● **EXERCISE PROMPT**
Scan the entries for "tabs". Every line that holds it is to be copied.

=-=-=

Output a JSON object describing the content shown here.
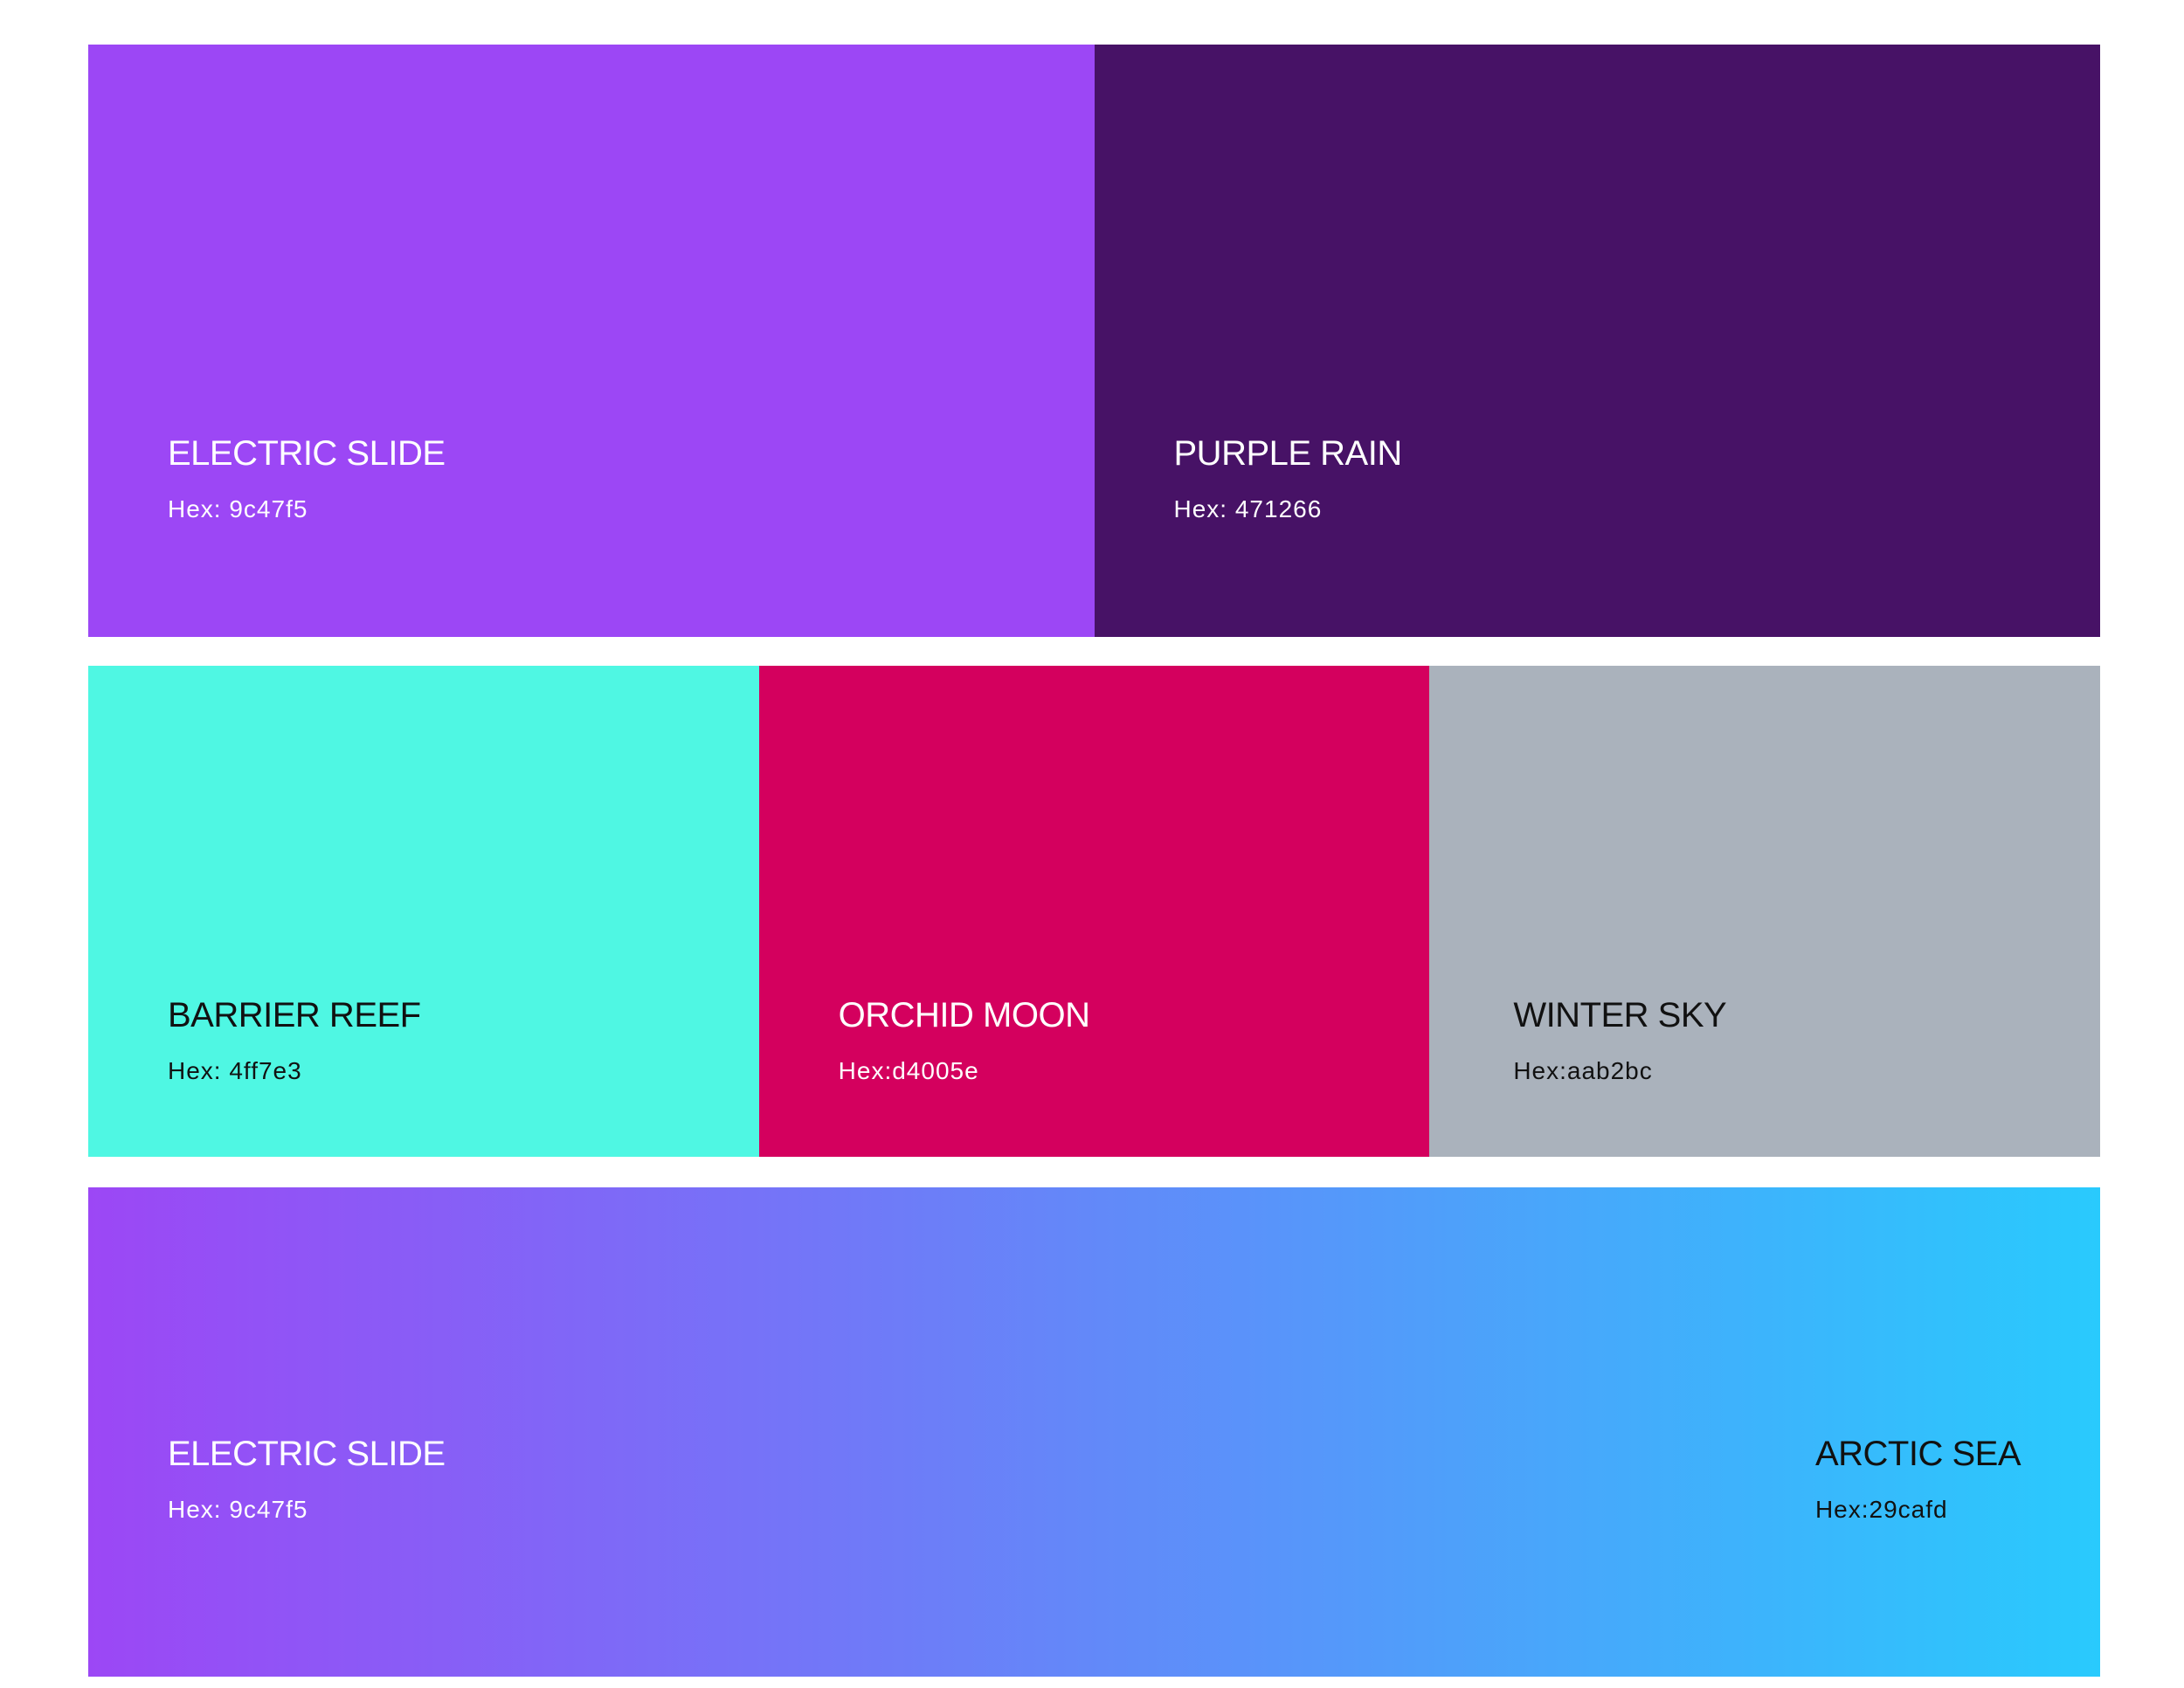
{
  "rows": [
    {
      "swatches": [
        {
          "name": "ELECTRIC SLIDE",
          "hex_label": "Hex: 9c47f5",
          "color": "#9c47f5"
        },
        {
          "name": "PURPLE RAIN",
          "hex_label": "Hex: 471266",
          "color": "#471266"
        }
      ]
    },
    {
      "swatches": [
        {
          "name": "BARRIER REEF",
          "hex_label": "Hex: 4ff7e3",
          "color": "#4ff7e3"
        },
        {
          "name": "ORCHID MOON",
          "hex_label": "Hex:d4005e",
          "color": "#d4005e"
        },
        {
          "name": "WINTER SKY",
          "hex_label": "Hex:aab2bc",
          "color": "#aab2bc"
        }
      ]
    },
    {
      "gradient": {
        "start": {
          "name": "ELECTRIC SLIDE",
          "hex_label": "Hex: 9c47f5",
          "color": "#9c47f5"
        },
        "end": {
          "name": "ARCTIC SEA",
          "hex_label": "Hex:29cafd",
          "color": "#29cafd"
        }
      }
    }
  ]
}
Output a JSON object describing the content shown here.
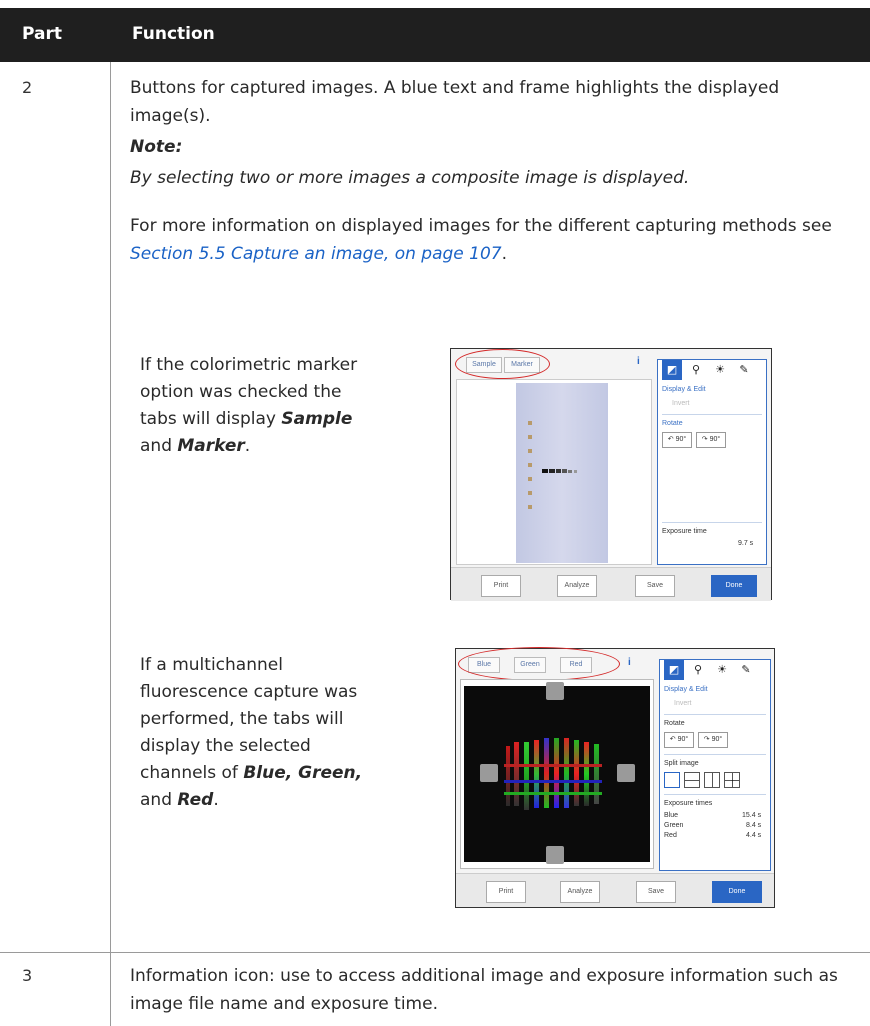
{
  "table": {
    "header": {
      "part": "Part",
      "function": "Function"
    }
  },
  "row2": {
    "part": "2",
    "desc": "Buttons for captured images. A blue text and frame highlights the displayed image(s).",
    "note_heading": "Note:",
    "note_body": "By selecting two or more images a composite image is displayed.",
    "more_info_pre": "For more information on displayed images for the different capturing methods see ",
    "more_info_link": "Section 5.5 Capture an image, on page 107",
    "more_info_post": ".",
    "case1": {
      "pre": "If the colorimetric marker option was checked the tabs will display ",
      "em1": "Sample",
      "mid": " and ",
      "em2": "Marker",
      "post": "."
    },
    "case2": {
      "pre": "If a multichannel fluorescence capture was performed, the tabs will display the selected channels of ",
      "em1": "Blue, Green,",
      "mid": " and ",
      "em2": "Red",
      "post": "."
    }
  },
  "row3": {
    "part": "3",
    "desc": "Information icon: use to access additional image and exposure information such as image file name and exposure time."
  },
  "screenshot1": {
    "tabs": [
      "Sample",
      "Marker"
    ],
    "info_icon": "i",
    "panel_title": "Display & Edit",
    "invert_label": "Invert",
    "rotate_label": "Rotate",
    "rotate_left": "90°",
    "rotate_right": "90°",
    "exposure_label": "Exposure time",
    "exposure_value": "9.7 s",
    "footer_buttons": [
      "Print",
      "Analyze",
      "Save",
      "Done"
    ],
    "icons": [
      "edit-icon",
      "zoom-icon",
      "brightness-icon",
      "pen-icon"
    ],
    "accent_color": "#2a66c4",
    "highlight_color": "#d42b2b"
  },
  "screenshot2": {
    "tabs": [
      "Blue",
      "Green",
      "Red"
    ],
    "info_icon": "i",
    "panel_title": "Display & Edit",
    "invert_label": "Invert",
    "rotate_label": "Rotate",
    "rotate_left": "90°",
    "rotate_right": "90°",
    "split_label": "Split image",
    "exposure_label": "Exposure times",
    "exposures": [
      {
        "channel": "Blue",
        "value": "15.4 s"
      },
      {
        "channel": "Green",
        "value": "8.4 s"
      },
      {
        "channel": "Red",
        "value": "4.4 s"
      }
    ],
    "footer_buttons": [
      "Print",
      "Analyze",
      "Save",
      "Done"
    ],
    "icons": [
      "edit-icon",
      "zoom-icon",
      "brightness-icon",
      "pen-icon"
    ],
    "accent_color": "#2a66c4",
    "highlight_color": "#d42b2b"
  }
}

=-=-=

● **ANSWER TO THIS TASK**
      "pre": "If the colorimetric marker option was checked the tabs will display ",
      "pre": "If a multichannel fluorescence capture was performed, the tabs will display the selected channels of ",
    "tabs": [
    "tabs": [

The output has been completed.